“I mean, it was out of my control, nothing I could do about it. I would have loved to be there and have been with the team; I have really good friends on the team still, so I was happy for them,” said Stack.

While Stack said she knew this would be the team that finally broke the curse, she’s very clear that the players on the team should get the sole credit for the win.

“That team was going to win the gold medal no matter who was coaching,” said Stack. “It was in no part due to the coaching staff or the management staff in place. It was the bond between the team and the hard work that they’ve put in over the four years.”

This is a coaching and management staff that’s gotten a fair amount of scrutiny from fans and media alike during the Olympic cycle. Stack wasn’t the only superstar cut from the roster — though they were named to the original Olympic roster, forward Alex Carpenter and defender Megan Bozek were the final two cuts. If the US had lost the gold medal game, undoubtedly there would have been a lot more criticism about those cuts. But a gold medal has a way of erasing questionable decisions.

Moving forward

After her exclusion from the centralization roster, Stack had a decision to make — where did she go from here? Ultimately, she signed with the Kunlun Red Star, one of the CWHL’s Chinese expansion teams, and has spent this season dominating the league, and coaching and promoting the team as a player ambassador.

“She is the consummate professional,” said Kunlun head coach Digit Murphy on Stack. “She deserves every penny that she gets paid as a sport ambassador, because she has walked the talk from August to now and has molded these Chinese (players) into what you saw today. When you saw them drive the net, or pick up the puck on the wall, or battle on the wall, this is a direct reflection of the people like Kelli…but she in particular is the leader who has really done it the most on our team, and really owned it.”

Not only has she stood out as a coach, she’s been incredible as a player. Stack ran away with the scoring title, scoring 49 points in 28 games — the highest single-season point total since 2011-12, when Meghan Agosta scored 80 points in 27 games.

Now the scoring champion has her eyes fixed on another prize — the Clarkson Cup. Kunlun will face off against the Calgary Inferno in the first round. Though the Inferno have more depth than the Red Star, Stack has been a game-changer all year and wants a shot at the Cup.

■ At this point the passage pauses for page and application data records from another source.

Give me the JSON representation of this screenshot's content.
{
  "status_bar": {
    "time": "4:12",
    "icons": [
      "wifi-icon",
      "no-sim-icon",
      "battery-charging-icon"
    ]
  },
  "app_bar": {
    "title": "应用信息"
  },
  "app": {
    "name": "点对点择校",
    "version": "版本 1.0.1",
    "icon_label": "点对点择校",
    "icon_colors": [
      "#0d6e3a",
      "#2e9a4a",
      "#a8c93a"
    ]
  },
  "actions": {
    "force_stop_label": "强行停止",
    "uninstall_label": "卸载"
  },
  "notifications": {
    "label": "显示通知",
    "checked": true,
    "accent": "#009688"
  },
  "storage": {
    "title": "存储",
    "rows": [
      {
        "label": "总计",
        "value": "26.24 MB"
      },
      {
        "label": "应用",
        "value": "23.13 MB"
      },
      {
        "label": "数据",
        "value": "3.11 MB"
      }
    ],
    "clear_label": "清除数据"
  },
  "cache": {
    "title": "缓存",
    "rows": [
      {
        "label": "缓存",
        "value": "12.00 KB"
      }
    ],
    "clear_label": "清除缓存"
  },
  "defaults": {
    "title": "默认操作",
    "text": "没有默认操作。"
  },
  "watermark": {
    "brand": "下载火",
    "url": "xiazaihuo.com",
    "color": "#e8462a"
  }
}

“Winning it this year would be incredible. I mean, our expectations going into the season were just kind of streamlined,” said Stack. “We didn’t know what to expect, we didn’t know what the talent was going to be like on the other teams, but we knew that we were going to be able to compete with the best teams in the league.

“Winning a championship would be one of my greatest hockey memories, to do it with this group of girls.”

Al Saniuk

Future in hockey?

But after the CWHL season is over, where does Stack go from there? She’s not sure. Despite her Olympic snub, could we see her on a Four Nations or World Championship roster if the management decides they want her back?

“I think if I kept training and wanted to play in the next Olympics I could from a physical standpoint, but I would want no part in what that group of management and coaching staff is doing,” said Stack.

It’s possible that Stack could stay on Kunlun, if Murphy’s glowing praise is any indication. Stack’s contract is a one-year deal, but playing abroad is taxing, and she isn’t ready to make any decisions just yet.

“I think [Kunlun] will evaluate what they’re going to do next year, who they want around. I’m still kind of up in the air, taking it one day at a time,” said Stack. “I’m getting married in the fall, so I’m kind of coming to that stage where I have to make a decision if I want to keep living abroad, away from my home and my fiancé and my dogs, and I’m at the age where I might want to have children of my own. So it’s going to be a big decision this summer.”